The trial for a refugee from Uzbekistan charged with providing material support to a terrorist organization by wiring money to the “Islamic Jihad Union” (IJU) began in Denver, Colorado, on Thursday.
Prosecutors claim Bahktiyor Jumaev developed a closeness with fellow Uzbek Jamshid Muhtorov when the pair shared an apartment and that the two men discussed joining the IJU through phone calls and emails by using code words such as “wedding” to describe jihad.
“It’s a crime to send money or property to a terrorist organization,” said prosecutor Gregory Holloway at a courthouse in Denver. “That’s why we’re here.”
In 2011, prosecutors say Jumaev sent $300 to Jamshid Muhtorov and later admitted to FBI agents that he knew it was going towards the IJU.
However, Jumaev’s attorney David Barry Savitz argued that the FBI illegally extracted a false confession from him by arresting him after a night’s work and interrogating him for three hours.
He went on to claim that his client merely intended to pay back Muhtorov for a $500 bond required to get Jumaev out of jail and was not related to the IJU.
“He considered himself trapped. He was scared. He was exhausted,” Savitz said in his opening statement. “It was strictly intended to pay his debt and has nothing to do with the IJU.”
The FBI’s tough questioning allegedly reminded Jumaev of an experience he had in 1999 where Uzbekistan National Security agents questioned him before severely beating him.

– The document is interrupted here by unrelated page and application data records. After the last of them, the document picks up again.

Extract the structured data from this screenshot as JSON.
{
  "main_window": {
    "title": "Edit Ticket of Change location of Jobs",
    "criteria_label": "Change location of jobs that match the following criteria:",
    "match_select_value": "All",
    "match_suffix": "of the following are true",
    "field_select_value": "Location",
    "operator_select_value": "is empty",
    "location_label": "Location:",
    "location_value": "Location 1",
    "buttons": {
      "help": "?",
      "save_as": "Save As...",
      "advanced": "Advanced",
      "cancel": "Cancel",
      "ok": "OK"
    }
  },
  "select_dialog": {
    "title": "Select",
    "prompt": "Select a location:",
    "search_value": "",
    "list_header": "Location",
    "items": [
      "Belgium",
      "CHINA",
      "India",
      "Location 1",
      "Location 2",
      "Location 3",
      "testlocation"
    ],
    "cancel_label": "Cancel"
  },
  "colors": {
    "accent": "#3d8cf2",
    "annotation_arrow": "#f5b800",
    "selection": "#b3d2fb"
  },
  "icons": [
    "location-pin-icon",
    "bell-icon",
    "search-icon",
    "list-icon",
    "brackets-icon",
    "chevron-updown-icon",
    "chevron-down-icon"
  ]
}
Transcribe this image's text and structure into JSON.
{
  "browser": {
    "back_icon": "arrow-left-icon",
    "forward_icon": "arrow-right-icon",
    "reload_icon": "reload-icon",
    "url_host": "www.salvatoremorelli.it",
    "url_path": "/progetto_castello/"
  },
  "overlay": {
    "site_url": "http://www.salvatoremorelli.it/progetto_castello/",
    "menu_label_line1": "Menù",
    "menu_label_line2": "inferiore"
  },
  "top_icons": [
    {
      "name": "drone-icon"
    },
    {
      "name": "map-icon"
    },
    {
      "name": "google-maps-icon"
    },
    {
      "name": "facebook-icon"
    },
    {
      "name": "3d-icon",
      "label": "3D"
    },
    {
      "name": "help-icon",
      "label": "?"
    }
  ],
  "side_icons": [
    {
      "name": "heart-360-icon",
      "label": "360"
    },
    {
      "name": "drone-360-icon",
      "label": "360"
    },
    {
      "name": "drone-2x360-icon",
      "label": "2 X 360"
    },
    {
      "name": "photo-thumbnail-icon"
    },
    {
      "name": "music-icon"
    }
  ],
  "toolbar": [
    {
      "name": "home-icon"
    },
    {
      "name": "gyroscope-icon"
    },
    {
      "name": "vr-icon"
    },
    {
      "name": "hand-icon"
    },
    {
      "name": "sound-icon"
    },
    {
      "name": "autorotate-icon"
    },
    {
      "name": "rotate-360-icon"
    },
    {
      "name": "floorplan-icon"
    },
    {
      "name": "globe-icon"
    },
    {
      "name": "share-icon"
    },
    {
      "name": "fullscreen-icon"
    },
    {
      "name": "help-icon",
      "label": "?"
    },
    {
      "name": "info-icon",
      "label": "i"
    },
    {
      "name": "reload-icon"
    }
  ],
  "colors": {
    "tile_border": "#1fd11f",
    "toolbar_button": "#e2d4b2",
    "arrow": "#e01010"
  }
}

In January, Jumaev’s lawyers asked a judge not to allow the prosecution to show jurors a video showing the beheading of FBI agents found on Muhtorov’s computer.
“There is no evidence that Mr. Jumaev viewed any or most of the Muhtorov electronic evidence, particularly the most violent ones,” the motion read.
Muhtorov was first arrested before boarding a flight in Chicago back in 2012 and is currently being tried separately. He has already served five years in jail without trial, and a decision last year to release him on bail was eventually reversed by a federal judge.
The men are two of a number Uzbek migrants charged with terrorism-related offenses in the past year. Last August, 22-year-old Uzbek-American Abror Habibo pled guilty to charges of agreeing to fund terrorist activity, after buying another man a plane ticket to Syria in order to join the Islamic State.
Uzbek migrant Sayfullo Saipov also faces charges of terrorist after carrying out a truck attack that killed eight people and injured at least a dozen others in the city’s deadliest attack since 9/11.